Ballet, Broadway, Beethoven: Steamboat Symphony Orchestra opens 2017 season with a few surprises
STEAMBOAT SPRINGS — Imagine an orchestral audience.
What comes to mind? Maybe an educated audience knowing the differences between a Bach concerto or Brahms rhapsody upon the first note? Or someone brand new to the experience?
The Steamboat Symphony Orchestra plans to debunk any preconceived notions of what classical music is during its 2017 season opening concert “Ballet to Broadway,” based on the theme of “rising above calamity through love,” which will be held at 7 p.m. Friday and 2 and 7 p.m. Saturday at Strings Music Pavilion.
“Usually people think of a typical audience at a classical event to be just for older generations,” said Stuart Handloff, SSO executive director. “But really it’s music for everybody. Orchestral music is not just Beethoven and Bach; it’s current and applicable to performing arts at every level.”

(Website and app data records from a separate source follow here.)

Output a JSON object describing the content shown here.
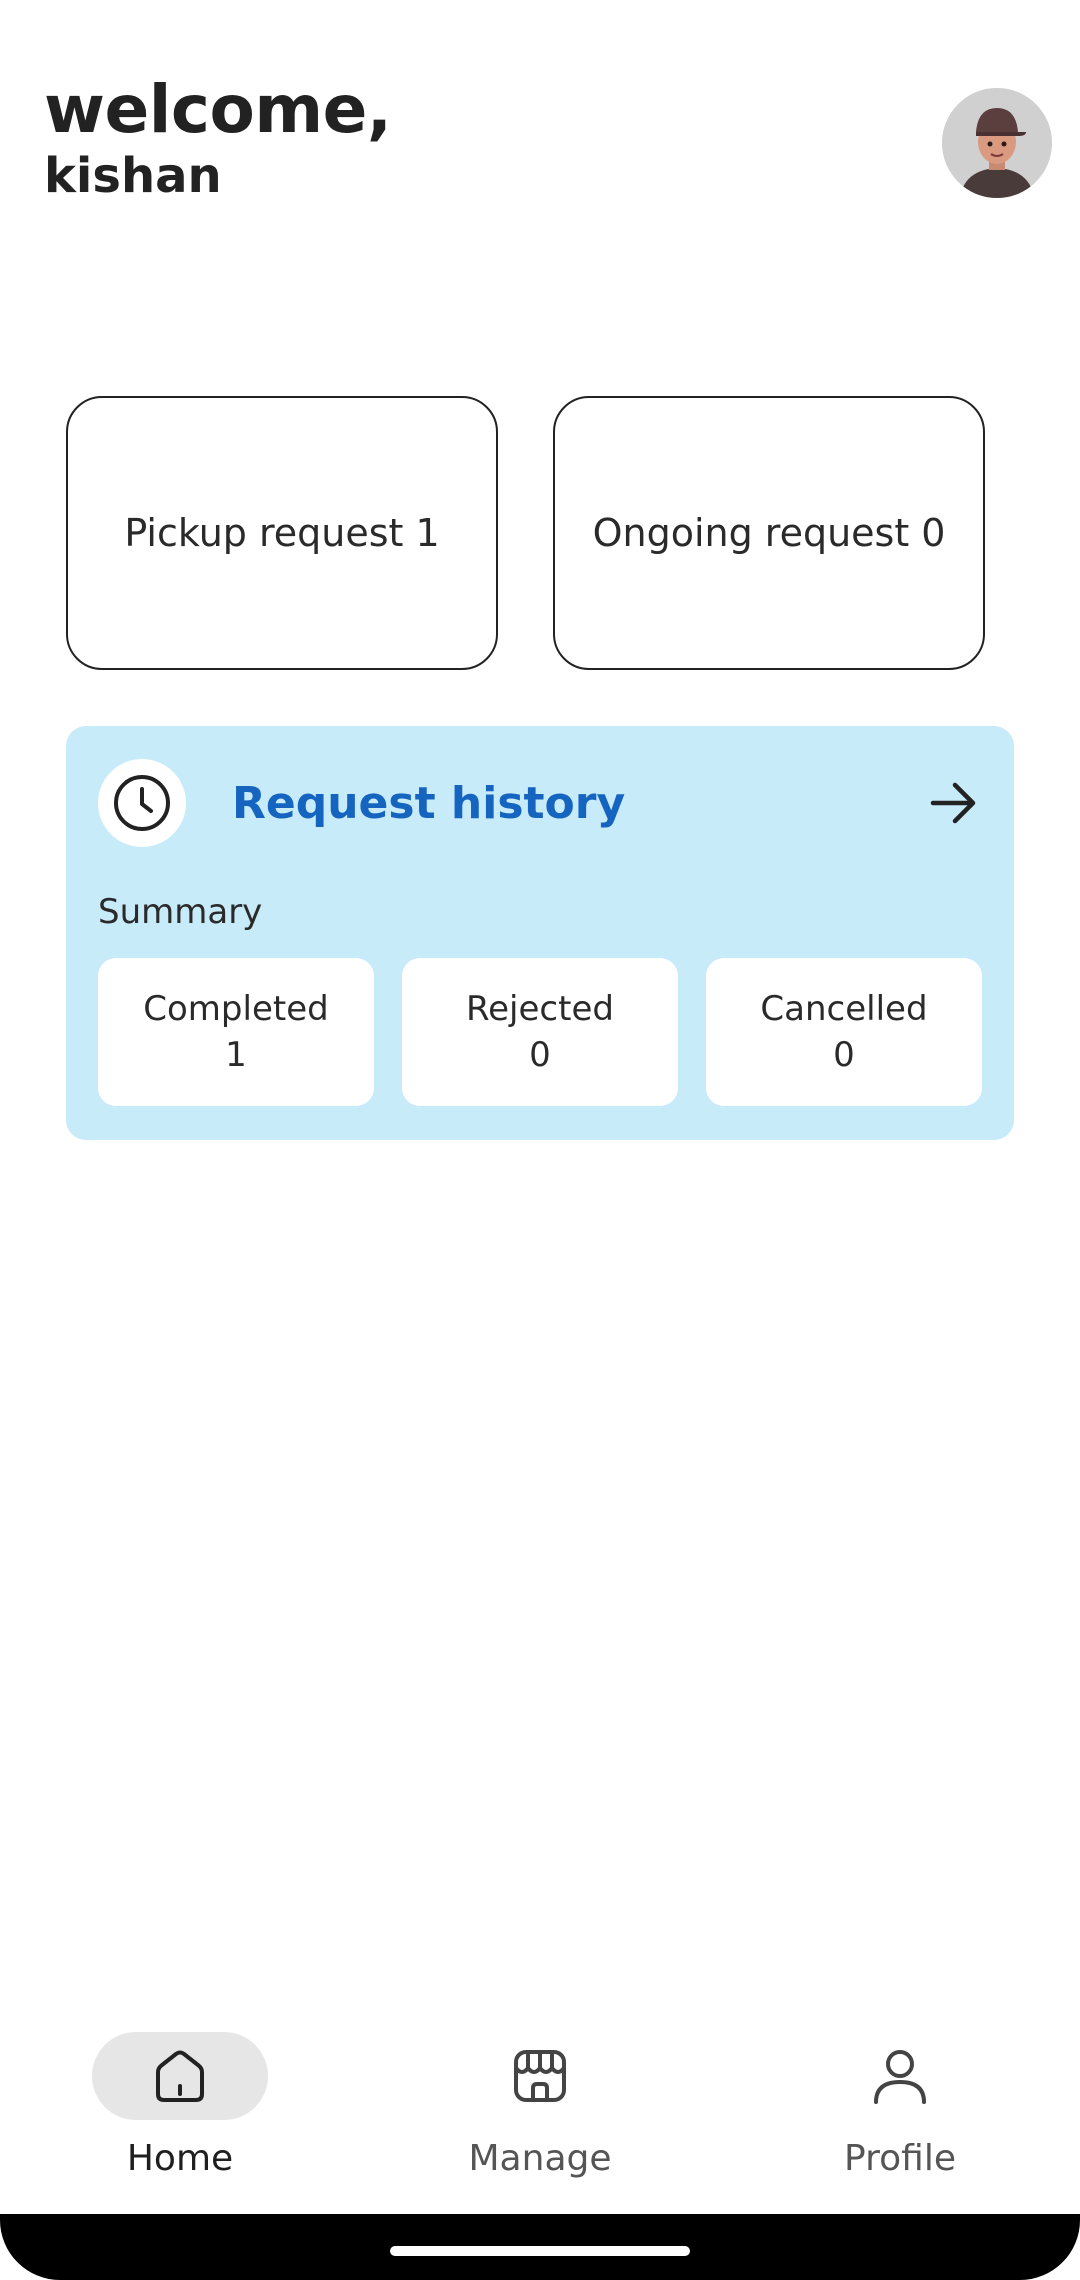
{
  "header": {
    "greeting": "welcome,",
    "username": "kishan"
  },
  "stats": {
    "pickup": {
      "label": "Pickup request",
      "count": "1"
    },
    "ongoing": {
      "label": "Ongoing request",
      "count": "0"
    }
  },
  "history": {
    "title": "Request history",
    "summary_label": "Summary",
    "summary": [
      {
        "label": "Completed",
        "value": "1"
      },
      {
        "label": "Rejected",
        "value": "0"
      },
      {
        "label": "Cancelled",
        "value": "0"
      }
    ],
    "accent_color": "#1565c0",
    "background_color": "#c8ebfa"
  },
  "nav": {
    "items": [
      {
        "label": "Home",
        "icon": "home-icon",
        "active": true
      },
      {
        "label": "Manage",
        "icon": "store-icon",
        "active": false
      },
      {
        "label": "Profile",
        "icon": "person-icon",
        "active": false
      }
    ]
  }
}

In an effort to broaden the reach of the orchestra, this weekend’s collaborative performance will feature over 40 local and national musicians like Eduard Cassapia, who grew up playing his native South American music on a traditional flute, and violinist Désirée Suàrez Ward, originally from Venezuela who plays with the Colorado Springs Philharmonic and the Colorado Bach ensemble.
“In light of all the conflict in our world, a positive, global musical message about rising above conflict is something the orchestra can contribute to the community,” said Ernest Richardson, SSO music director and conductor. “Nothing on Broadway gets this message across better than the finale to Les Miserables’ ‘Do You Hear The People Sing.’ It will be a very special part of this performance as a musician and as a concert goer.”

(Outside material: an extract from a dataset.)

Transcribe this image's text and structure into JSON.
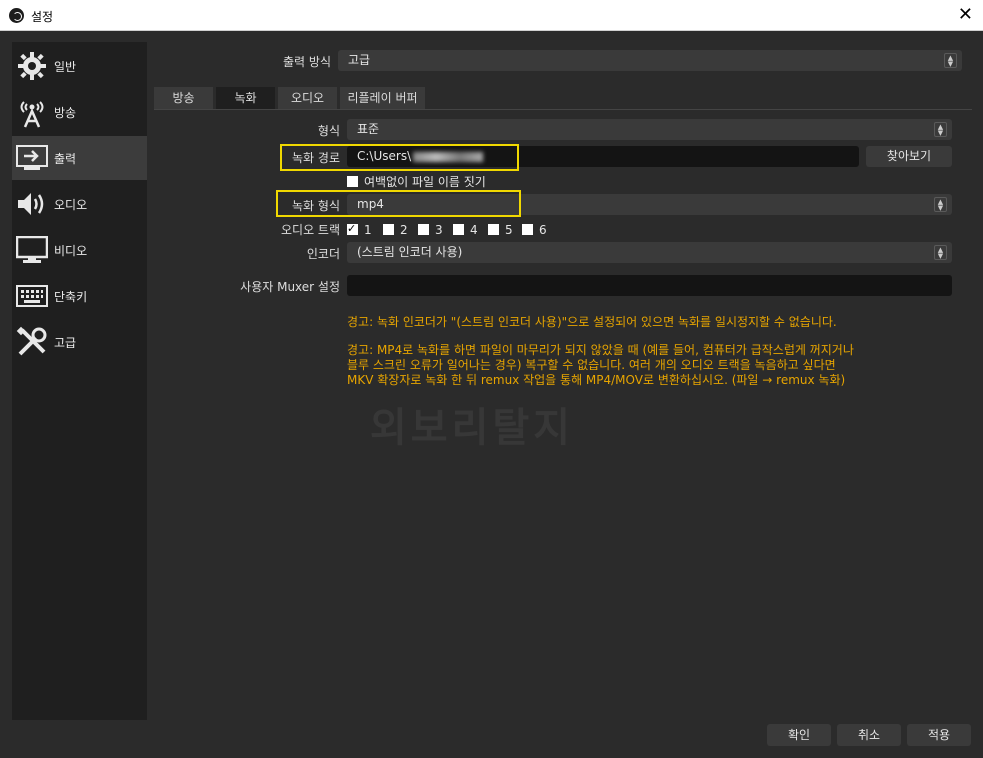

Another new collaboration will be debuted throughout the first half of the production with dancers from the Fort Collins Canyon Concert Ballet performing excerpts from Prokofiev’s “Romeo and Juliet” ballet accompanied by the orchestra.
“We don’t have the opportunity to see dancers of this proficiency here,” said Barbara Winternitz, SSO board member who had a connection to the ballet company from dancing with them in the past.
When she found out Richardson selected music from “Romeo and Juliet,” she instantly thought to bring the dancers here to include with the performance.
The Strings Music Pavilion is even building a larger stage, just for this weekend’s performances, to accommodate the dancers.
“We couldn’t afford to bring dancers from somewhere like the Colorado Ballet because we don’t have the resources to provide a venue to do what they do,” said Winternitz. “But this allows us to offer so much more with this uplifting show that will include a variety of physical and musical elements.”
“When you see the music paired to movement and thematic elements, it just makes the whole performance come to life more distinctly,” said Alicia Laumann, artistic director for Canyon Concert Ballet, who said this will be the ballet company’s first performance in Steamboat Springs.
After the intermission, the orchestra will present Beethoven’s “Egmont Overture,” which celebrates the victory of freedom over tyranny, followed by Bernstein’s “West Side Story,” the classic story of love transcending hate.
The concert will conclude with selections from Schönberg’s “Les Misérables,” featuring acclaimed singers Siri Howard, who has appeared on Broadway in “Les Misérables” and “The Sound of Music,” and Michael Deleget, who has been featured at the Theatre at St. Clement’s in New York and in roles with Goodspeed Opera House.
“We’ve never really had a performance that includes this great mixture of all disciplines like this before,” Handloff said. “But it really shows how things are bigger, brighter and what audiences can look forward to seeing this season.”
Support Local Journalism
Support Local Journalism
Readers around Steamboat and Routt County make the Steamboat Pilot & Today’s work possible. Your financial contribution supports our efforts to deliver quality, locally relevant journalism.
Now more than ever, your support is critical to help us keep our community informed about the evolving coronavirus pandemic and the impact it is having locally. Every contribution, however large or small, will make a difference.
Each donation will be used exclusively for the development and creation of increased news coverage.